→ **Instructions to follow**: Set down every line of the data, unchanged and complete.

→ **Exercise material**:
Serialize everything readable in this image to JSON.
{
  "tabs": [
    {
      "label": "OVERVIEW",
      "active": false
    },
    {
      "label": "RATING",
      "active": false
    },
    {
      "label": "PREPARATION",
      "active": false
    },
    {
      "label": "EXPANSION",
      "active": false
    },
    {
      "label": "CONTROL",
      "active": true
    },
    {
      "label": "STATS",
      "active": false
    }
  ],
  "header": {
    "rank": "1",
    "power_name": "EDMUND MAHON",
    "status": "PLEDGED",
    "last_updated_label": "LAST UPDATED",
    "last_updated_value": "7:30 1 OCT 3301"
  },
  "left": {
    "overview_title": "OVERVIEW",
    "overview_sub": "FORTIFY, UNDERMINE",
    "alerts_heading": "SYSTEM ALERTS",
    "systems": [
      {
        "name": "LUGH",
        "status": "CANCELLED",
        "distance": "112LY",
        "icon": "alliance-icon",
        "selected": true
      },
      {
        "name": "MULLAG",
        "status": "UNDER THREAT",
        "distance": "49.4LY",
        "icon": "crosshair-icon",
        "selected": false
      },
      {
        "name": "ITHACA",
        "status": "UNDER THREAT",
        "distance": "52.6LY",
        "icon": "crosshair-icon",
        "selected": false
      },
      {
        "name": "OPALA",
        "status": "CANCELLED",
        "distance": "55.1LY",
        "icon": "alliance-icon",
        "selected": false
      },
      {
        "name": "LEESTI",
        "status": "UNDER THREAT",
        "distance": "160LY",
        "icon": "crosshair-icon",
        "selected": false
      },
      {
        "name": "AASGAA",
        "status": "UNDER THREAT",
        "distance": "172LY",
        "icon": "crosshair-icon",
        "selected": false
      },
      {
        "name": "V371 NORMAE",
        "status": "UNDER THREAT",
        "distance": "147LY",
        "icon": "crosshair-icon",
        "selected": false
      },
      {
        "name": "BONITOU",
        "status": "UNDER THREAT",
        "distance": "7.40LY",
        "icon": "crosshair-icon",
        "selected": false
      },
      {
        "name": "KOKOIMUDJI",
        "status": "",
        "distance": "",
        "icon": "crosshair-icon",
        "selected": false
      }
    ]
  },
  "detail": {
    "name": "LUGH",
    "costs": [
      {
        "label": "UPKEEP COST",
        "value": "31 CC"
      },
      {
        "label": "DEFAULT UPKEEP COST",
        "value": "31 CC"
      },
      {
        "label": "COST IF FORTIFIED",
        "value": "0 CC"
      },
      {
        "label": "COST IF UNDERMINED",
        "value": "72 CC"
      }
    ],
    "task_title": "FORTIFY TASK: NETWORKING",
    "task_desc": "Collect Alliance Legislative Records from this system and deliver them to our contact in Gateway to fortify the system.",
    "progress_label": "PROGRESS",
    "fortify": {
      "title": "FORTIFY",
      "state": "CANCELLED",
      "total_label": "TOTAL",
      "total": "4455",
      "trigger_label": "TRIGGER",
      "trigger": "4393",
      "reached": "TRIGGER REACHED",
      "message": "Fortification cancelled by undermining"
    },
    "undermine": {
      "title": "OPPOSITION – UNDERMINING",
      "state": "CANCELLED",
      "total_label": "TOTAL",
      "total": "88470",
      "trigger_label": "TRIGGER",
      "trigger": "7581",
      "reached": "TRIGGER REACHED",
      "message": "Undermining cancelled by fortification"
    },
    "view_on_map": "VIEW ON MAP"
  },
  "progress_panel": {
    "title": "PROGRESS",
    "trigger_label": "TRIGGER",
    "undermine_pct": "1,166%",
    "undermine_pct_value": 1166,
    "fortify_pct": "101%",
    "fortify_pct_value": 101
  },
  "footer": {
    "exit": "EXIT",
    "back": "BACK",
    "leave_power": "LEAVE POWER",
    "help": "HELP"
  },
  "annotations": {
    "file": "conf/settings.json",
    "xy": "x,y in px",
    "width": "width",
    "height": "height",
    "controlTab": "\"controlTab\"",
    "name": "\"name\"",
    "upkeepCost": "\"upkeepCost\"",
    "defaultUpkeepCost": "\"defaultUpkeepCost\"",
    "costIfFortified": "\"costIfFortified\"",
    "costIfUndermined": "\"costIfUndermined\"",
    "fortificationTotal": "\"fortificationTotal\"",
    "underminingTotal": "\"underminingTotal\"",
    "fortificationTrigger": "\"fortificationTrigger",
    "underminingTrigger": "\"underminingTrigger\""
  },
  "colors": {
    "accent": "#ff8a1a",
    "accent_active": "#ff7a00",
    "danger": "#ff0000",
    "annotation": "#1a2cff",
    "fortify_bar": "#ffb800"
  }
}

→ **Response area**:
Serialize everything readable in this image to JSON.
{
  "tabs": [
    {
      "label": "OVERVIEW",
      "active": false
    },
    {
      "label": "RATING",
      "active": false
    },
    {
      "label": "PREPARATION",
      "active": false
    },
    {
      "label": "EXPANSION",
      "active": false
    },
    {
      "label": "CONTROL",
      "active": true
    },
    {
      "label": "STATS",
      "active": false
    }
  ],
  "header": {
    "rank": "1",
    "power_name": "EDMUND MAHON",
    "status": "PLEDGED",
    "last_updated_label": "LAST UPDATED",
    "last_updated_value": "7:30 1 OCT 3301"
  },
  "left": {
    "overview_title": "OVERVIEW",
    "overview_sub": "FORTIFY, UNDERMINE",
    "alerts_heading": "SYSTEM ALERTS",
    "systems": [
      {
        "name": "LUGH",
        "status": "CANCELLED",
        "distance": "112LY",
        "icon": "alliance-icon",
        "selected": true
      },
      {
        "name": "MULLAG",
        "status": "UNDER THREAT",
        "distance": "49.4LY",
        "icon": "crosshair-icon",
        "selected": false
      },
      {
        "name": "ITHACA",
        "status": "UNDER THREAT",
        "distance": "52.6LY",
        "icon": "crosshair-icon",
        "selected": false
      },
      {
        "name": "OPALA",
        "status": "CANCELLED",
        "distance": "55.1LY",
        "icon": "alliance-icon",
        "selected": false
      },
      {
        "name": "LEESTI",
        "status": "UNDER THREAT",
        "distance": "160LY",
        "icon": "crosshair-icon",
        "selected": false
      },
      {
        "name": "AASGAA",
        "status": "UNDER THREAT",
        "distance": "172LY",
        "icon": "crosshair-icon",
        "selected": false
      },
      {
        "name": "V371 NORMAE",
        "status": "UNDER THREAT",
        "distance": "147LY",
        "icon": "crosshair-icon",
        "selected": false
      },
      {
        "name": "BONITOU",
        "status": "UNDER THREAT",
        "distance": "7.40LY",
        "icon": "crosshair-icon",
        "selected": false
      },
      {
        "name": "KOKOIMUDJI",
        "status": "",
        "distance": "",
        "icon": "crosshair-icon",
        "selected": false
      }
    ]
  },
  "detail": {
    "name": "LUGH",
    "costs": [
      {
        "label": "UPKEEP COST",
        "value": "31 CC"
      },
      {
        "label": "DEFAULT UPKEEP COST",
        "value": "31 CC"
      },
      {
        "label": "COST IF FORTIFIED",
        "value": "0 CC"
      },
      {
        "label": "COST IF UNDERMINED",
        "value": "72 CC"
      }
    ],
    "task_title": "FORTIFY TASK: NETWORKING",
    "task_desc": "Collect Alliance Legislative Records from this system and deliver them to our contact in Gateway to fortify the system.",
    "progress_label": "PROGRESS",
    "fortify": {
      "title": "FORTIFY",
      "state": "CANCELLED",
      "total_label": "TOTAL",
      "total": "4455",
      "trigger_label": "TRIGGER",
      "trigger": "4393",
      "reached": "TRIGGER REACHED",
      "message": "Fortification cancelled by undermining"
    },
    "undermine": {
      "title": "OPPOSITION – UNDERMINING",
      "state": "CANCELLED",
      "total_label": "TOTAL",
      "total": "88470",
      "trigger_label": "TRIGGER",
      "trigger": "7581",
      "reached": "TRIGGER REACHED",
      "message": "Undermining cancelled by fortification"
    },
    "view_on_map": "VIEW ON MAP"
  },
  "progress_panel": {
    "title": "PROGRESS",
    "trigger_label": "TRIGGER",
    "undermine_pct": "1,166%",
    "undermine_pct_value": 1166,
    "fortify_pct": "101%",
    "fortify_pct_value": 101
  },
  "footer": {
    "exit": "EXIT",
    "back": "BACK",
    "leave_power": "LEAVE POWER",
    "help": "HELP"
  },
  "annotations": {
    "file": "conf/settings.json",
    "xy": "x,y in px",
    "width": "width",
    "height": "height",
    "controlTab": "\"controlTab\"",
    "name": "\"name\"",
    "upkeepCost": "\"upkeepCost\"",
    "defaultUpkeepCost": "\"defaultUpkeepCost\"",
    "costIfFortified": "\"costIfFortified\"",
    "costIfUndermined": "\"costIfUndermined\"",
    "fortificationTotal": "\"fortificationTotal\"",
    "underminingTotal": "\"underminingTotal\"",
    "fortificationTrigger": "\"fortificationTrigger",
    "underminingTrigger": "\"underminingTrigger\""
  },
  "colors": {
    "accent": "#ff8a1a",
    "accent_active": "#ff7a00",
    "danger": "#ff0000",
    "annotation": "#1a2cff",
    "fortify_bar": "#ffb800"
  }
}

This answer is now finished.